Look through the material below. Copy every line with the string "type" in it.
▬▬▬
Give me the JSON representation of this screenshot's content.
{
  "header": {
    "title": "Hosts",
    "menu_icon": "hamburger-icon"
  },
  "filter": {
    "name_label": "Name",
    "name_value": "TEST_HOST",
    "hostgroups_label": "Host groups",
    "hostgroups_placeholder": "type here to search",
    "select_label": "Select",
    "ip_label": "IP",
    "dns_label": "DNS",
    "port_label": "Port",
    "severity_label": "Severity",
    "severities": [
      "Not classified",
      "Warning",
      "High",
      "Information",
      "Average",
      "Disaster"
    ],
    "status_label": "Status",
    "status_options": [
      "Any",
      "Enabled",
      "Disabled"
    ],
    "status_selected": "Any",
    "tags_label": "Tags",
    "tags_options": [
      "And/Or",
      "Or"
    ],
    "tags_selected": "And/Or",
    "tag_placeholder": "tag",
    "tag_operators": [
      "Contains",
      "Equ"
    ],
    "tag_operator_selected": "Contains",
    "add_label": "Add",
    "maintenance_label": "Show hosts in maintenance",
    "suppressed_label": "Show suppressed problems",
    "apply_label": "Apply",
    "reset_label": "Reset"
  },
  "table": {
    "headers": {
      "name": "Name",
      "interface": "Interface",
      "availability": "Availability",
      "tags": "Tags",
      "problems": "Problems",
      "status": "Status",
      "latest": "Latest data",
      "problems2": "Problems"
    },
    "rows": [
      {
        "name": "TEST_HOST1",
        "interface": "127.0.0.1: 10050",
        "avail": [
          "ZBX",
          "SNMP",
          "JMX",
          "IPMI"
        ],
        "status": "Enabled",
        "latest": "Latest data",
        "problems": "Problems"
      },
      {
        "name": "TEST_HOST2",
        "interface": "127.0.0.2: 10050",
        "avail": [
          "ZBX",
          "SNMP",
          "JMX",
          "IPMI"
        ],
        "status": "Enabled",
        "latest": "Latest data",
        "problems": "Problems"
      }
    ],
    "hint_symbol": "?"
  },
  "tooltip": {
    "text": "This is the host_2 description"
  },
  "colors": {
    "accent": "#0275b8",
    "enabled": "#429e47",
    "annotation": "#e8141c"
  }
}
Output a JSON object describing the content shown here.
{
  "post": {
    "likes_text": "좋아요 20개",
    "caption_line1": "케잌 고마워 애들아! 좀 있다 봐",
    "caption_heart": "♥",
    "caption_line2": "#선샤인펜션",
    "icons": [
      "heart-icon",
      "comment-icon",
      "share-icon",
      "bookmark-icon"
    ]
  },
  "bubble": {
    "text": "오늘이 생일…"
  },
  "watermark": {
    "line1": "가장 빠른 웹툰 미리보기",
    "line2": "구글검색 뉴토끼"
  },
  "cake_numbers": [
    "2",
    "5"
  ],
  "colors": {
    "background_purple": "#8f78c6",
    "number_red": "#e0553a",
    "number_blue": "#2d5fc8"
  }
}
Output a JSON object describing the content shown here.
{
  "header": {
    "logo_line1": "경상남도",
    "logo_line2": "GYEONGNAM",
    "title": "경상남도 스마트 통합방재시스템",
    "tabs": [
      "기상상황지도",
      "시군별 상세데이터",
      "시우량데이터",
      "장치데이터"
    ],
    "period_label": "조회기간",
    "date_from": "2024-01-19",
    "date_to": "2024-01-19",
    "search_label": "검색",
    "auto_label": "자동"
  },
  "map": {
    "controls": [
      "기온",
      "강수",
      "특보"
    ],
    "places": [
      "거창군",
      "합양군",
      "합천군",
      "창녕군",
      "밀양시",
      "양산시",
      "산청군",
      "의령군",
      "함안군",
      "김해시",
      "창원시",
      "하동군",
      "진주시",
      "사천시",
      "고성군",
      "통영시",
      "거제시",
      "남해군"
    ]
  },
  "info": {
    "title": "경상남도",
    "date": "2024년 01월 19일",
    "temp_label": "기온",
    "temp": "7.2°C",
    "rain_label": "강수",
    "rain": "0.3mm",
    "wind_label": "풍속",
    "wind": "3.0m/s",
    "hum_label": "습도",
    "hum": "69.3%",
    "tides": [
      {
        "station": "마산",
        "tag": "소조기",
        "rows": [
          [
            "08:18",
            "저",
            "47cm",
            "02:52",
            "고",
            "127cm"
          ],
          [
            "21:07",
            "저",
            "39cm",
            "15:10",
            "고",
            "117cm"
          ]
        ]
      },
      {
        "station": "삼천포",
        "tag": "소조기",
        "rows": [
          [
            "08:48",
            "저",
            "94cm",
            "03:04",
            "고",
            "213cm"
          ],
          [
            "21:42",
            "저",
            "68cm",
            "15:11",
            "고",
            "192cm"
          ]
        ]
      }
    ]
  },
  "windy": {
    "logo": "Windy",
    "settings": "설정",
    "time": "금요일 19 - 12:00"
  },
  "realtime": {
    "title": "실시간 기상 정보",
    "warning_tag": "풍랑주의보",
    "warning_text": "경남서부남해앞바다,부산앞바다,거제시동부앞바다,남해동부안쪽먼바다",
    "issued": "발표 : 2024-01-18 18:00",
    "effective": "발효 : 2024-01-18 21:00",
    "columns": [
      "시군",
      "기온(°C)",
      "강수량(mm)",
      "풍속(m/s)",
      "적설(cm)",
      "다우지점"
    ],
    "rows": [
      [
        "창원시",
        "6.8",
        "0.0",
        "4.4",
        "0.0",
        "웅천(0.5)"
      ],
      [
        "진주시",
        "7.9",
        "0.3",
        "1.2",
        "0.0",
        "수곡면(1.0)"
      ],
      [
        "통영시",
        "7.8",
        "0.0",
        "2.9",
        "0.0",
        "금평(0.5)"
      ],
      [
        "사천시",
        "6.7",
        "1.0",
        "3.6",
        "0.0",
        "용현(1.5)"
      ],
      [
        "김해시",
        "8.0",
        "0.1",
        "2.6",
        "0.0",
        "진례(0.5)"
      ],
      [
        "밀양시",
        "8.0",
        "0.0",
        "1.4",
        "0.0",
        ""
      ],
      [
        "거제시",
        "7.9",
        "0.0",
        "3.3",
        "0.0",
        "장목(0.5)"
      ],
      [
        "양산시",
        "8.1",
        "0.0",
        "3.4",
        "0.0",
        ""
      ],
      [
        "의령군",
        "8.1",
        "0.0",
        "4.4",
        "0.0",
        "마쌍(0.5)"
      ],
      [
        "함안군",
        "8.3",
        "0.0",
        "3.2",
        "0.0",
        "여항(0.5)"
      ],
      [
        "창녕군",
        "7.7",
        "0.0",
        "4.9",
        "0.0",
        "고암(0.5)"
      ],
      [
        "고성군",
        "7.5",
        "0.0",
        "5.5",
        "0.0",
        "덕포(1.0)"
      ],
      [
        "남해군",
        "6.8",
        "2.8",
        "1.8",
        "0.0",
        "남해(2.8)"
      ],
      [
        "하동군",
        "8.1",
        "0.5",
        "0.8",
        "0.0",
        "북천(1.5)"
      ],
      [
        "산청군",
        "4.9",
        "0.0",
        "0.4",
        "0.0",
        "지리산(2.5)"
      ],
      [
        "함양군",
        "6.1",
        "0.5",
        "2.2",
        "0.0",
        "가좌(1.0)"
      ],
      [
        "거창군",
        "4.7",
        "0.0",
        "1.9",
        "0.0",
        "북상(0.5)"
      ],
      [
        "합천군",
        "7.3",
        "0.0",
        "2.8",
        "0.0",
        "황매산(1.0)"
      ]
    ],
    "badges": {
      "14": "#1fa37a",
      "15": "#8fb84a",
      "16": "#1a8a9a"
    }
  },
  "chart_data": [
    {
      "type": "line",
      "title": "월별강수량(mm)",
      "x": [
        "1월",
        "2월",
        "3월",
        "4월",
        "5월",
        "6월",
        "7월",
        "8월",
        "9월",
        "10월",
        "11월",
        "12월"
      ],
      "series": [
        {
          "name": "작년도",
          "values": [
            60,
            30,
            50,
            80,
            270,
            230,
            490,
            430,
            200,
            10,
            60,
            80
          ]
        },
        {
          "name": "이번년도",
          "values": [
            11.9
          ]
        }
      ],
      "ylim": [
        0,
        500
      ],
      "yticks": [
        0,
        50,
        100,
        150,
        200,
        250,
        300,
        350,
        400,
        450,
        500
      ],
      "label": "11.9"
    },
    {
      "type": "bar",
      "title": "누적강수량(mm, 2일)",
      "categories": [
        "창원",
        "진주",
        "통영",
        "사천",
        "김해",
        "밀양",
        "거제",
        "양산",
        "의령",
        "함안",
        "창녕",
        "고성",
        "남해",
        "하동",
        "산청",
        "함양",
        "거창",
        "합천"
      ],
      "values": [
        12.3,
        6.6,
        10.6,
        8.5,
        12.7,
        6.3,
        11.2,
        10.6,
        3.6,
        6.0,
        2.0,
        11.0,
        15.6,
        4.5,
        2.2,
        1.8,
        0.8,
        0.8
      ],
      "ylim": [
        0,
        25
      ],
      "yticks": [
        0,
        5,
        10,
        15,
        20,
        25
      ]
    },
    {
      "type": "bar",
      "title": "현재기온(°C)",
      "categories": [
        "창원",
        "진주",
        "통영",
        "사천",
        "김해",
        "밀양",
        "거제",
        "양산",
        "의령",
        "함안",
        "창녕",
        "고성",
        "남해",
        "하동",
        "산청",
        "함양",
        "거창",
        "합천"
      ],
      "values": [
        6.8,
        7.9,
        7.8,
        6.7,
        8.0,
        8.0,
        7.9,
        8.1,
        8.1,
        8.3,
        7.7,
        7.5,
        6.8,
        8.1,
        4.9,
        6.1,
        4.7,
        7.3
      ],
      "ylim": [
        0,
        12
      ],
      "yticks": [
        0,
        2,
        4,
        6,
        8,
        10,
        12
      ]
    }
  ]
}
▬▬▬
**RESPONSE TO THE EXERCISE**.
    "hostgroups_placeholder": "type here to search",
      "type": "line",
      "type": "bar",
      "type": "bar",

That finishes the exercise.